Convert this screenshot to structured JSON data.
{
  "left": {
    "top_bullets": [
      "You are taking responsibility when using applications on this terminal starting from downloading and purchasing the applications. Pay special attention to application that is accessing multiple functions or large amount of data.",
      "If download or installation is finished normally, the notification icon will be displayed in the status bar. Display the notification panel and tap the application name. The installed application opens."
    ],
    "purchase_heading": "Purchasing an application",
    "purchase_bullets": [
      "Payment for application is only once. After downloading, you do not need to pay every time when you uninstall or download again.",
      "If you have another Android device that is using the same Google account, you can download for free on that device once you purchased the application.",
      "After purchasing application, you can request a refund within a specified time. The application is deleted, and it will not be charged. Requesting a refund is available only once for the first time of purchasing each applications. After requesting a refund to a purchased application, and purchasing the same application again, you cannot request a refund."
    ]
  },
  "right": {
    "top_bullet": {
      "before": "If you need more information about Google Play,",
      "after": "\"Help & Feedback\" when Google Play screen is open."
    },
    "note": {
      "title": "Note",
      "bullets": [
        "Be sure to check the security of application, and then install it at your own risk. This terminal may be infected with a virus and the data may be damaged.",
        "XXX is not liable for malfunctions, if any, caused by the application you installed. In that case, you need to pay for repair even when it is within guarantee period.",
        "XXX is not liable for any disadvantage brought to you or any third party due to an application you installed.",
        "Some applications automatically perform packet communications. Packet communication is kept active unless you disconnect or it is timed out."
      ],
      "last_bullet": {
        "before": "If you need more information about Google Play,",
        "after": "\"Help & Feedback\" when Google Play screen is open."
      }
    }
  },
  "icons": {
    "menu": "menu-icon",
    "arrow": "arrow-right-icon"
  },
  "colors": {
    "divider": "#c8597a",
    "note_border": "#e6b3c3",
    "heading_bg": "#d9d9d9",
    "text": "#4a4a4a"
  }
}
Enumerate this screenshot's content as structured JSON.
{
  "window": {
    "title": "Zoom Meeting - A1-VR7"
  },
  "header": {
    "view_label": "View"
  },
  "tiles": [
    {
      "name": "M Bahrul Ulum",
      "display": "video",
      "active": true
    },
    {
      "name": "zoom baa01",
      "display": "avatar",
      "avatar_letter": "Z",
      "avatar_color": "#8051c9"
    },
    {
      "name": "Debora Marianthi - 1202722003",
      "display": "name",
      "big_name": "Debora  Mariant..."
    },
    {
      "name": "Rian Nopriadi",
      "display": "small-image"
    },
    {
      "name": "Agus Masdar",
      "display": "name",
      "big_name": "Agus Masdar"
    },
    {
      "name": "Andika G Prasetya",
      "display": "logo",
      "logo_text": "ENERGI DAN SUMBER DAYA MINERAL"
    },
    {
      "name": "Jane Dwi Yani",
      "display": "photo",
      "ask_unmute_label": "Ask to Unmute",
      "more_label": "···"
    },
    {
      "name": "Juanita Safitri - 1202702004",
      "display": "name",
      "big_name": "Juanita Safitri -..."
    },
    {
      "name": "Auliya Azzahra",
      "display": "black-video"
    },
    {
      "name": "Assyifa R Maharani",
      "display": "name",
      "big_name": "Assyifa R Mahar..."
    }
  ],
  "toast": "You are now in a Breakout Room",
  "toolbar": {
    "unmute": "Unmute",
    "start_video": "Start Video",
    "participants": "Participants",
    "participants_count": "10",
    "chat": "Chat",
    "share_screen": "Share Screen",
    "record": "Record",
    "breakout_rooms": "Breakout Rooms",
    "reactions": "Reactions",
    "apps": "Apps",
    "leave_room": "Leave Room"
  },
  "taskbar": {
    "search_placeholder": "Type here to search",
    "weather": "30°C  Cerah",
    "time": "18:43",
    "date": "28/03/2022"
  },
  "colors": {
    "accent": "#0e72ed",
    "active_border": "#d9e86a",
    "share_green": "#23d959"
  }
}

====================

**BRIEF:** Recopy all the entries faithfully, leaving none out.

**TASK ANSWER:**
Convert this screenshot to structured JSON data.
{
  "left": {
    "top_bullets": [
      "You are taking responsibility when using applications on this terminal starting from downloading and purchasing the applications. Pay special attention to application that is accessing multiple functions or large amount of data.",
      "If download or installation is finished normally, the notification icon will be displayed in the status bar. Display the notification panel and tap the application name. The installed application opens."
    ],
    "purchase_heading": "Purchasing an application",
    "purchase_bullets": [
      "Payment for application is only once. After downloading, you do not need to pay every time when you uninstall or download again.",
      "If you have another Android device that is using the same Google account, you can download for free on that device once you purchased the application.",
      "After purchasing application, you can request a refund within a specified time. The application is deleted, and it will not be charged. Requesting a refund is available only once for the first time of purchasing each applications. After requesting a refund to a purchased application, and purchasing the same application again, you cannot request a refund."
    ]
  },
  "right": {
    "top_bullet": {
      "before": "If you need more information about Google Play,",
      "after": "\"Help & Feedback\" when Google Play screen is open."
    },
    "note": {
      "title": "Note",
      "bullets": [
        "Be sure to check the security of application, and then install it at your own risk. This terminal may be infected with a virus and the data may be damaged.",
        "XXX is not liable for malfunctions, if any, caused by the application you installed. In that case, you need to pay for repair even when it is within guarantee period.",
        "XXX is not liable for any disadvantage brought to you or any third party due to an application you installed.",
        "Some applications automatically perform packet communications. Packet communication is kept active unless you disconnect or it is timed out."
      ],
      "last_bullet": {
        "before": "If you need more information about Google Play,",
        "after": "\"Help & Feedback\" when Google Play screen is open."
      }
    }
  },
  "icons": {
    "menu": "menu-icon",
    "arrow": "arrow-right-icon"
  },
  "colors": {
    "divider": "#c8597a",
    "note_border": "#e6b3c3",
    "heading_bg": "#d9d9d9",
    "text": "#4a4a4a"
  }
}
Enumerate this screenshot's content as structured JSON.
{
  "window": {
    "title": "Zoom Meeting - A1-VR7"
  },
  "header": {
    "view_label": "View"
  },
  "tiles": [
    {
      "name": "M Bahrul Ulum",
      "display": "video",
      "active": true
    },
    {
      "name": "zoom baa01",
      "display": "avatar",
      "avatar_letter": "Z",
      "avatar_color": "#8051c9"
    },
    {
      "name": "Debora Marianthi - 1202722003",
      "display": "name",
      "big_name": "Debora  Mariant..."
    },
    {
      "name": "Rian Nopriadi",
      "display": "small-image"
    },
    {
      "name": "Agus Masdar",
      "display": "name",
      "big_name": "Agus Masdar"
    },
    {
      "name": "Andika G Prasetya",
      "display": "logo",
      "logo_text": "ENERGI DAN SUMBER DAYA MINERAL"
    },
    {
      "name": "Jane Dwi Yani",
      "display": "photo",
      "ask_unmute_label": "Ask to Unmute",
      "more_label": "···"
    },
    {
      "name": "Juanita Safitri - 1202702004",
      "display": "name",
      "big_name": "Juanita Safitri -..."
    },
    {
      "name": "Auliya Azzahra",
      "display": "black-video"
    },
    {
      "name": "Assyifa R Maharani",
      "display": "name",
      "big_name": "Assyifa R Mahar..."
    }
  ],
  "toast": "You are now in a Breakout Room",
  "toolbar": {
    "unmute": "Unmute",
    "start_video": "Start Video",
    "participants": "Participants",
    "participants_count": "10",
    "chat": "Chat",
    "share_screen": "Share Screen",
    "record": "Record",
    "breakout_rooms": "Breakout Rooms",
    "reactions": "Reactions",
    "apps": "Apps",
    "leave_room": "Leave Room"
  },
  "taskbar": {
    "search_placeholder": "Type here to search",
    "weather": "30°C  Cerah",
    "time": "18:43",
    "date": "28/03/2022"
  },
  "colors": {
    "accent": "#0e72ed",
    "active_border": "#d9e86a",
    "share_green": "#23d959"
  }
}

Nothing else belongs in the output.